Work required: Give the number of lines in the data that contain the word "Aprendices"; no other text is needed.

Input:
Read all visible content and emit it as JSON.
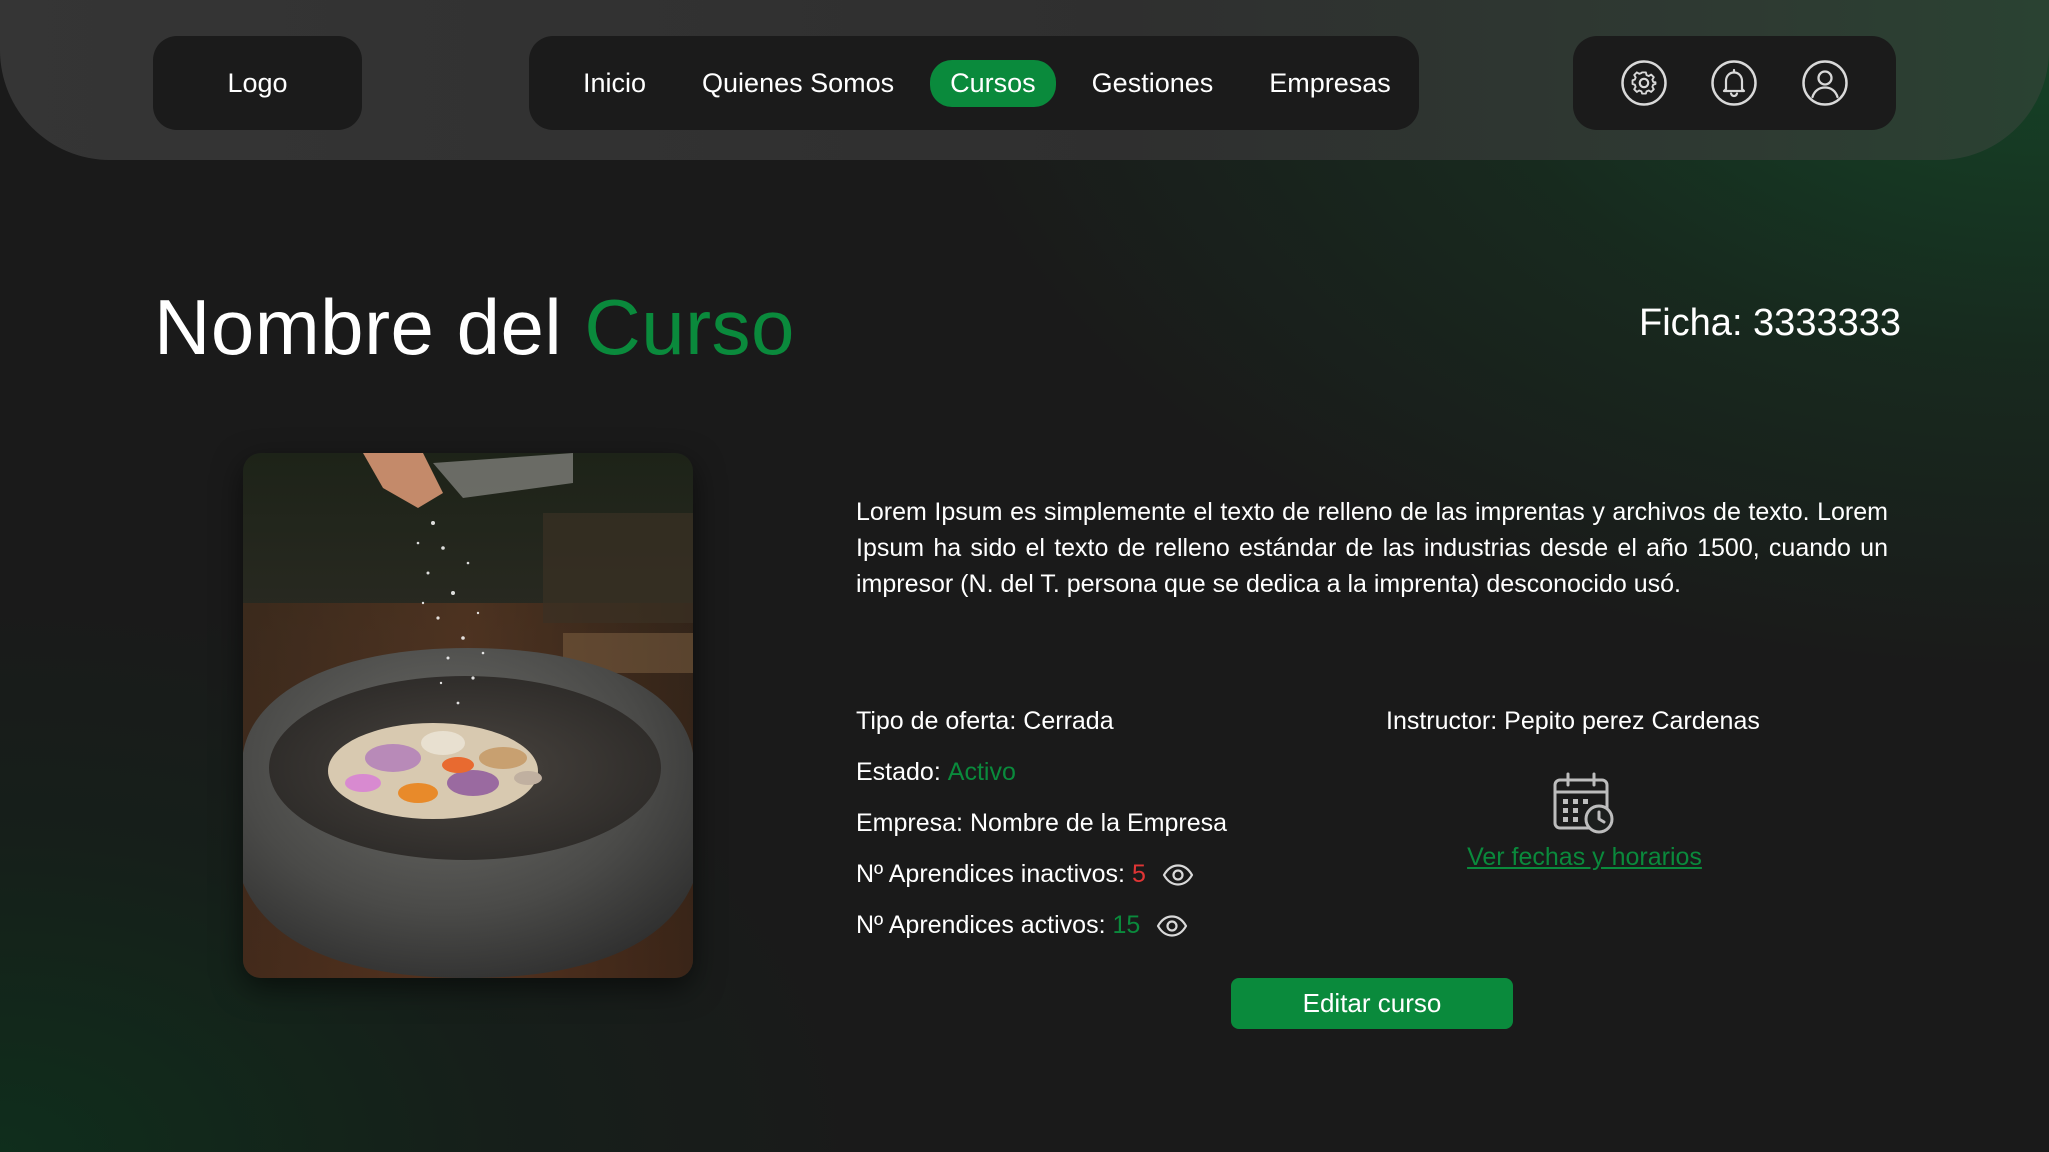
{
  "header": {
    "logo_text": "Logo",
    "nav": [
      {
        "label": "Inicio",
        "active": false
      },
      {
        "label": "Quienes Somos",
        "active": false
      },
      {
        "label": "Cursos",
        "active": true
      },
      {
        "label": "Gestiones",
        "active": false
      },
      {
        "label": "Empresas",
        "active": false
      }
    ],
    "icons": [
      "settings-icon",
      "bell-icon",
      "user-icon"
    ]
  },
  "course": {
    "title_main": "Nombre del",
    "title_accent": "Curso",
    "ficha": "Ficha: 3333333",
    "description": "Lorem Ipsum es simplemente el texto de relleno de las imprentas y archivos de texto. Lorem Ipsum ha sido el texto de relleno estándar de las industrias desde el año 1500, cuando un impresor (N. del T. persona que se dedica a la imprenta) desconocido usó.",
    "offer_type_label": "Tipo de oferta:",
    "offer_type_value": "Cerrada",
    "status_label": "Estado:",
    "status_value": "Activo",
    "company_label": "Empresa:",
    "company_value": "Nombre de la Empresa",
    "inactive_label": "Nº Aprendices inactivos:",
    "inactive_count": "5",
    "active_label": "Nº Aprendices activos:",
    "active_count": "15",
    "instructor_label": "Instructor:",
    "instructor_value": "Pepito perez Cardenas",
    "schedule_link": "Ver fechas y horarios",
    "edit_button": "Editar curso"
  },
  "colors": {
    "accent": "#0a8a3c",
    "danger": "#e03535",
    "background": "#1a1a1a",
    "panel": "#1b1b1b"
  }
}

Answer area: 2